=== TASK ITEM ===
Without including any images, reproduce each entry exactly.

[Records from a dataset]
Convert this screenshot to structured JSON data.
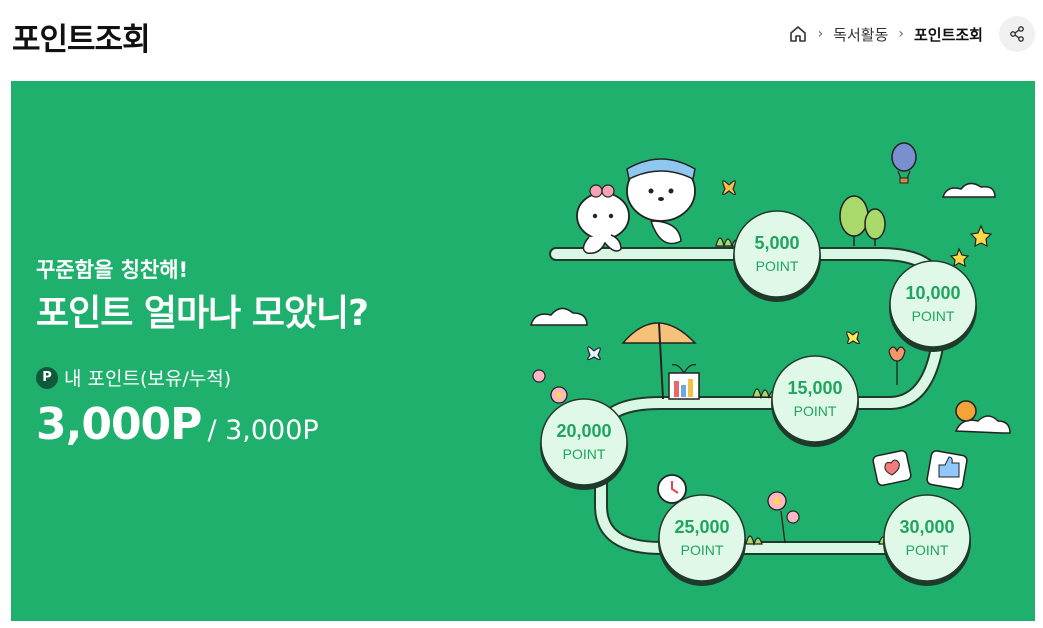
{
  "header": {
    "title": "포인트조회",
    "breadcrumb": [
      "독서활동",
      "포인트조회"
    ]
  },
  "banner": {
    "eyebrow": "꾸준함을 칭찬해!",
    "headline": "포인트 얼마나 모았니?",
    "badge": "P",
    "point_label": "내 포인트(보유/누적)",
    "owned_points": "3,000P",
    "total_points": "/ 3,000P",
    "background_color": "#20b06e"
  },
  "milestones": [
    {
      "amount": "5,000",
      "unit": "POINT"
    },
    {
      "amount": "10,000",
      "unit": "POINT"
    },
    {
      "amount": "15,000",
      "unit": "POINT"
    },
    {
      "amount": "20,000",
      "unit": "POINT"
    },
    {
      "amount": "25,000",
      "unit": "POINT"
    },
    {
      "amount": "30,000",
      "unit": "POINT"
    }
  ],
  "icons": [
    "home-icon",
    "share-icon"
  ]
}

=== RESPONSE ===
Convert this screenshot to structured JSON data.
{
  "header": {
    "title": "포인트조회",
    "breadcrumb": [
      "독서활동",
      "포인트조회"
    ]
  },
  "banner": {
    "eyebrow": "꾸준함을 칭찬해!",
    "headline": "포인트 얼마나 모았니?",
    "badge": "P",
    "point_label": "내 포인트(보유/누적)",
    "owned_points": "3,000P",
    "total_points": "/ 3,000P",
    "background_color": "#20b06e"
  },
  "milestones": [
    {
      "amount": "5,000",
      "unit": "POINT"
    },
    {
      "amount": "10,000",
      "unit": "POINT"
    },
    {
      "amount": "15,000",
      "unit": "POINT"
    },
    {
      "amount": "20,000",
      "unit": "POINT"
    },
    {
      "amount": "25,000",
      "unit": "POINT"
    },
    {
      "amount": "30,000",
      "unit": "POINT"
    }
  ],
  "icons": [
    "home-icon",
    "share-icon"
  ]
}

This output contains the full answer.